Saudi Arabia's King Abdullah demanded an end to the bloodshed in Syria on Monday and recalled his country's ambassador from Damascus, in a rare case of one of the Arab world's most powerful leaders intervening against another.
Later on Monday it was reported that Kuwait's Foreign Minister Sheikh Mohammed al-Salem al-Sabah announced that the country has also recalled its ambassador to Syria. He added that Gulf foreign ministers would meet soon to discuss the situation in Syria.
"Our ambassador to Syria has been summoned for consultation," Sheikh Mohammed told reporters in parliament.
Riyadh's announcement was the sharpest criticism the oil giant - an absolute monarchy that bans political opposition - has directed against any Arab state since a wave of protests roiled the Middle East and toppled autocrats in Tunisia and Egypt.
The Saudi statement came with all the weight of the king's personal authority, and follows similar statements since Saturday from the Arab League and the Gulf Cooperation Council (GCC).
"What is happening in Syria is not acceptable for Saudi Arabia," he said in a written statement read out on Al Arabiya satellite television.
Better days - King Abdullah with Assad (Reuters)

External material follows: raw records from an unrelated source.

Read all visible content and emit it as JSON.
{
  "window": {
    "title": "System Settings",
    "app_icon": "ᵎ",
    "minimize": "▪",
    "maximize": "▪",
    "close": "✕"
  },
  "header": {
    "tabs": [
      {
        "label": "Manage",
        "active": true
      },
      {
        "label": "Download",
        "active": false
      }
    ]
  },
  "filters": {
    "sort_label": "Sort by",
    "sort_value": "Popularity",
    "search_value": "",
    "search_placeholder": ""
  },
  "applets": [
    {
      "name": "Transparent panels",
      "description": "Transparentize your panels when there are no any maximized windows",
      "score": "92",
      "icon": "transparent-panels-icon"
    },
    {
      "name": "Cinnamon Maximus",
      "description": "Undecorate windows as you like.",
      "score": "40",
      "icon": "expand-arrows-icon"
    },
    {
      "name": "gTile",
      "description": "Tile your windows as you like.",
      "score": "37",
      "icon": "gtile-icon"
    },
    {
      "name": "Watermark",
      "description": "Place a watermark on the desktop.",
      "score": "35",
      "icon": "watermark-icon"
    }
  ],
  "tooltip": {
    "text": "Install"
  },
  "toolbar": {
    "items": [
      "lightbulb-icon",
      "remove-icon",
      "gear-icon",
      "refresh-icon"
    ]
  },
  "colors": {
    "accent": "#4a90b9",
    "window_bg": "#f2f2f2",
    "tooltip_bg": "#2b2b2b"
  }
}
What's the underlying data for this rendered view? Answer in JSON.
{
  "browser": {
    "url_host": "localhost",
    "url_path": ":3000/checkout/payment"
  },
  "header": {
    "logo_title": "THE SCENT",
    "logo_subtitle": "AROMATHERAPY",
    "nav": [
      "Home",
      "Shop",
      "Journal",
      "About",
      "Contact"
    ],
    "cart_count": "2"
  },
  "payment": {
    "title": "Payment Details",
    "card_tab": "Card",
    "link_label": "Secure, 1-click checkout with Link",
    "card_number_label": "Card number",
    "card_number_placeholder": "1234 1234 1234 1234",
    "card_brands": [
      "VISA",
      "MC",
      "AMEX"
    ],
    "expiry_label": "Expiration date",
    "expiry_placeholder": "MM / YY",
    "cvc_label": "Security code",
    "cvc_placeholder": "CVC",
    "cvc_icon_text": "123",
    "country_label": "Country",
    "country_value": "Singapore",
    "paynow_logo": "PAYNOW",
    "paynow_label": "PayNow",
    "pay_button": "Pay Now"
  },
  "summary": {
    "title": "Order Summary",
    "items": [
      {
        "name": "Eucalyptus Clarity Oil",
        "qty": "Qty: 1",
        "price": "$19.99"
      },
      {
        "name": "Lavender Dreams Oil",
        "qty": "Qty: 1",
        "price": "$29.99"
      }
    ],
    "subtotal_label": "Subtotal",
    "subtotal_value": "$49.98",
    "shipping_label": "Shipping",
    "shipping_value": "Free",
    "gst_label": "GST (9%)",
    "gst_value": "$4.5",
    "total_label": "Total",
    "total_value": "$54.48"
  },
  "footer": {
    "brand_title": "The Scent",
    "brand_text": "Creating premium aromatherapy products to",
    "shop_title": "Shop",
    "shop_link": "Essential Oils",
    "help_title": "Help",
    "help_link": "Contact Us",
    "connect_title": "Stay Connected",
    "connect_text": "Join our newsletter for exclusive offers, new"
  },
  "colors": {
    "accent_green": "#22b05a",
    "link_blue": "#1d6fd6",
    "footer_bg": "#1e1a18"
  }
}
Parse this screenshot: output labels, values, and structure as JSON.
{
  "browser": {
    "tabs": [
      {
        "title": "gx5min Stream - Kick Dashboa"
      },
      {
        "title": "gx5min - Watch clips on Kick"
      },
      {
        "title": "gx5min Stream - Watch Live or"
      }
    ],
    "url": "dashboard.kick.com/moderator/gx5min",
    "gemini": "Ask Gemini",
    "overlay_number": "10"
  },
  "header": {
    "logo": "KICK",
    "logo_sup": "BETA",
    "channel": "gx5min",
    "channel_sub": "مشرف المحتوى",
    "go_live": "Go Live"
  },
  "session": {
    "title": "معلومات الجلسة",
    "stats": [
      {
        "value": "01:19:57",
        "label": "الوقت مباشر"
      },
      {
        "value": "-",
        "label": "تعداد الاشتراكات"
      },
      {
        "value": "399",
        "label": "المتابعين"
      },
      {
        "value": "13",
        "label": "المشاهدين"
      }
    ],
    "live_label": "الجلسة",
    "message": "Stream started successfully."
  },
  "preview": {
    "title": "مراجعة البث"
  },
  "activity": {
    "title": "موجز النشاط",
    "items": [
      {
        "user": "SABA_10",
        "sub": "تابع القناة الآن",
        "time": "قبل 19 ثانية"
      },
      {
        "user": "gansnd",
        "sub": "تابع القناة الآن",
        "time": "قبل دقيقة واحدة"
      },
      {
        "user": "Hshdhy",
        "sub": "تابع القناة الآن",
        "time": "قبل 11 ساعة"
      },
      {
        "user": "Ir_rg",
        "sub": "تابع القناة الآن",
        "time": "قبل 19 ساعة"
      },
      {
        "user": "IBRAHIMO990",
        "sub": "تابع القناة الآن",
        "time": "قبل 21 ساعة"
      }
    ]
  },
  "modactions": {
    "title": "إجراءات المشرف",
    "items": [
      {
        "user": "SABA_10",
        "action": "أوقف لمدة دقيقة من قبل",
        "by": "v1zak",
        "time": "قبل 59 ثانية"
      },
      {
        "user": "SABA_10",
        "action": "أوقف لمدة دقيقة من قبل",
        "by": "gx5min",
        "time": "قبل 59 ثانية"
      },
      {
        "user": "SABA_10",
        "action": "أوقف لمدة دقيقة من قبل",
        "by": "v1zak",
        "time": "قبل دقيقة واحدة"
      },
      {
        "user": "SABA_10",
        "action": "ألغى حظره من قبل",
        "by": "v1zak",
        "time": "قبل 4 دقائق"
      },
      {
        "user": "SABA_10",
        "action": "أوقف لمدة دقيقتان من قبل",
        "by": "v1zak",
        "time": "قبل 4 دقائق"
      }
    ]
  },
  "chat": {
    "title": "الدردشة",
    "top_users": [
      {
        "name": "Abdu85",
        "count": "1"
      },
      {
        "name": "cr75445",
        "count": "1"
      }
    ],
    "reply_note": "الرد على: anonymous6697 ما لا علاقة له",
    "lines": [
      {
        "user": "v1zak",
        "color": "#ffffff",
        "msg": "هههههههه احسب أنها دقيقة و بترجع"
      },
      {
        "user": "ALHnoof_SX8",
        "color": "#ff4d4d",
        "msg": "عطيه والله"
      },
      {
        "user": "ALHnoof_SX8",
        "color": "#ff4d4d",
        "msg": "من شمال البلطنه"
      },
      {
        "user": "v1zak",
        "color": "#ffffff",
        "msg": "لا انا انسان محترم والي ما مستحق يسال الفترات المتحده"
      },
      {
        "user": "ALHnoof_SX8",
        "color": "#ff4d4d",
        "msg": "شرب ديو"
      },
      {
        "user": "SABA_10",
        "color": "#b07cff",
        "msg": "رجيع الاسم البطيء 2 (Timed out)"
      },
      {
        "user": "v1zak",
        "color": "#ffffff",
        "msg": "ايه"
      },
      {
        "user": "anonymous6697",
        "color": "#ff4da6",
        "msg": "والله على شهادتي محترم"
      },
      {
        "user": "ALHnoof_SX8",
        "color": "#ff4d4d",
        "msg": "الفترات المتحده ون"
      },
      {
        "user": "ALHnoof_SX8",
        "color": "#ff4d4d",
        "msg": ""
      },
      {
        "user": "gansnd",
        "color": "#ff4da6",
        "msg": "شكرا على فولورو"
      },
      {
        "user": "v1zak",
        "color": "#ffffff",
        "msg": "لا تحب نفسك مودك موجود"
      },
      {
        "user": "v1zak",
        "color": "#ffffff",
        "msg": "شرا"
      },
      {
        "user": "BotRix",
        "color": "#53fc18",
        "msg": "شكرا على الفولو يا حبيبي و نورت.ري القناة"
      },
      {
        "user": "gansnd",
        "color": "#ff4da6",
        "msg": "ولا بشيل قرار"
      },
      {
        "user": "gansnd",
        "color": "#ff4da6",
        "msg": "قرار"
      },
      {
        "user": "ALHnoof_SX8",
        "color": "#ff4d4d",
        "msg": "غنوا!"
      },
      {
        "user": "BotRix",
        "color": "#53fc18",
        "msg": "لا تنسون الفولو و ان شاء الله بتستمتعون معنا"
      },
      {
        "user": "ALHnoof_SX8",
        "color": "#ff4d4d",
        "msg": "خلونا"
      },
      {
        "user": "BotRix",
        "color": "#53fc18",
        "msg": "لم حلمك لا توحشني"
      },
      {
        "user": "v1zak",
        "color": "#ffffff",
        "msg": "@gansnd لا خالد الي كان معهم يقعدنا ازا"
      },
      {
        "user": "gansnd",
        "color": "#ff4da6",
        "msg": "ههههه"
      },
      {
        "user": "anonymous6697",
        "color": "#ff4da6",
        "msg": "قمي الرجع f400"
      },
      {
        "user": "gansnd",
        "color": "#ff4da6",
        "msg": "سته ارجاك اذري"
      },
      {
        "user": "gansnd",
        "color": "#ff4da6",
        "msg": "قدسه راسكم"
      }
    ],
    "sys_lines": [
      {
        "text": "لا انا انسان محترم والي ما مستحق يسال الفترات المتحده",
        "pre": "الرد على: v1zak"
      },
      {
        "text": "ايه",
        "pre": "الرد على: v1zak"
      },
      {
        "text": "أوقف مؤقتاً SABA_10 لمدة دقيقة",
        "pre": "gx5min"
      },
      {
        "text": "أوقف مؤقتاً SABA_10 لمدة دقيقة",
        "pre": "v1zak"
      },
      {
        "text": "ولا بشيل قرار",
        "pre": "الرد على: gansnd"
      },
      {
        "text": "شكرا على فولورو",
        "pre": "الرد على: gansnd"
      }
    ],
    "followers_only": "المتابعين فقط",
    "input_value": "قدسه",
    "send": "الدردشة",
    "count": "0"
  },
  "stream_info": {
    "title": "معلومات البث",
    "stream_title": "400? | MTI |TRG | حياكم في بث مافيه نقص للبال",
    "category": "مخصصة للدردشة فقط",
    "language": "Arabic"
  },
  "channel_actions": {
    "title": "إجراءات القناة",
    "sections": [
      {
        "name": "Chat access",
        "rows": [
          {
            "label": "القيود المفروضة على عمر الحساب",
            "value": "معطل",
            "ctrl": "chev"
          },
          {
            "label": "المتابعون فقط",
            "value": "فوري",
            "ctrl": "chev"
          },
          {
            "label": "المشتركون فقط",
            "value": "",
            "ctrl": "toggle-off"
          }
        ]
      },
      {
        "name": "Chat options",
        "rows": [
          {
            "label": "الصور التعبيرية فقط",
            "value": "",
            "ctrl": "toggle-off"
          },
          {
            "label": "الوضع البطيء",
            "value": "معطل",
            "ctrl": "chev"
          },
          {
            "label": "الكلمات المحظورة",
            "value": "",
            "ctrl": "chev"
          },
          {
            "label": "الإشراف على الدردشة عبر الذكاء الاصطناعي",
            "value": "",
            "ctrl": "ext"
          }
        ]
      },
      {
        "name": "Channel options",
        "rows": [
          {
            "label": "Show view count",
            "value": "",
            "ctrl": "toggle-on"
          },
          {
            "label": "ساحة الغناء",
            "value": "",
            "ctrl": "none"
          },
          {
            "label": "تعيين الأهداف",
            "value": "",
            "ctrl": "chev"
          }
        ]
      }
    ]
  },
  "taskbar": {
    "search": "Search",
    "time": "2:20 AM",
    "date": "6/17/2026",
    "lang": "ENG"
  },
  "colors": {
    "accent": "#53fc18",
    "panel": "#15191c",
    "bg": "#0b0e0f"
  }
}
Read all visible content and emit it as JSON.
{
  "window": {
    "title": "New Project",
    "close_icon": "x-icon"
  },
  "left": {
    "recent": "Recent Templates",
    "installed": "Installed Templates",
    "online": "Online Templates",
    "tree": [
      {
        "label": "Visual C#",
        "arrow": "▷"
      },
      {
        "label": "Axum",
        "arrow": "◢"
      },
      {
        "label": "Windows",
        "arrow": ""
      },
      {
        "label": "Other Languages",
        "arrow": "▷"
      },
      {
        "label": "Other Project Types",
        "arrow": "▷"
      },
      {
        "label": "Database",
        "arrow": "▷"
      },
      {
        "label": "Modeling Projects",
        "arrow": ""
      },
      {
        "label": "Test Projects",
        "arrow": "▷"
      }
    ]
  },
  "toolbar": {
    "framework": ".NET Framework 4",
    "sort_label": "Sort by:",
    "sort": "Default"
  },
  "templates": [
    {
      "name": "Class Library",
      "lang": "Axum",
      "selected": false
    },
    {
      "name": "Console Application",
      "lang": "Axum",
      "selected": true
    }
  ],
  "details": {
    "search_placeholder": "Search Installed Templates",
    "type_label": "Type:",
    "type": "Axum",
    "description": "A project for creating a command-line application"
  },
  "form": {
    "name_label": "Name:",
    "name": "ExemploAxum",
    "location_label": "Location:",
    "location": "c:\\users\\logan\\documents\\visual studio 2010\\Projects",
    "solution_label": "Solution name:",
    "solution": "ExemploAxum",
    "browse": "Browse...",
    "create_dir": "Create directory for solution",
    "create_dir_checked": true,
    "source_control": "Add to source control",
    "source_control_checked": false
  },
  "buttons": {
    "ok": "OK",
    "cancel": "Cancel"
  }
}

Events in Syria had "nothing to do with religion, or values, or ethics," the king said.
Also Monday, Bahrain followed suit and announced it too had recalled its ambassador from Damascus.
Bahrain's Foreign Affairs Minister Shaikh Khalid bin Mohammed Al Khalifa confirmed that the move echoed the ones taken by Saudi Arabia and Kuwait.
In Washington, a US State Department official said the king's statement was a strong signal to Syria's President Bashar Assad.
"This is another clear sign that the international community, including Syria's neighbors, are repulsed by the brutal actions of the Syrian government and will continue to stand with the people of Syria," the official said.
A former US government official with knowledge of the region said the Saudi king likely went public to press concerns that had been conveyed privately.
"I think he did it on his own because the private messages were clearly being ignored," the former official said.
Earlier on Sunday, the Arab League, in a rare response to the escalating bloodshed in Syria, called on authorities there to stop acts of violence against civilians.
Although several Arab states have joined the West in opposing Libya's Muammar Gaddafi, most of the region's rulers have been cautious about criticizing other Arab leaders during the wave of protests this year.
Saudi Arabia had maintained its silence regarding Syria despite deep antagonism over the contest for regional hegemony with Shi'ite Iran, one of Syria's only allies and chief patron of Hezbollah, the Shi'ite militia and political movement to which Saudi Arabia's allies have lost influence in Lebanon.
Meanwhile, Jordan's top diplomat urged Syria to return to dialogue, expressing concern over spiraling bloodshed but stopping short of condemning the Arab neighbor.
Foreign Minister Nasser Judeh was quoted by Jodan's official Petra News Agency on Monday describing the escalation in violence by President Hafez Assad's regime as "disturbing." He urged Damascus to follow through on promised reforms.
AP and news agencies contributed to the report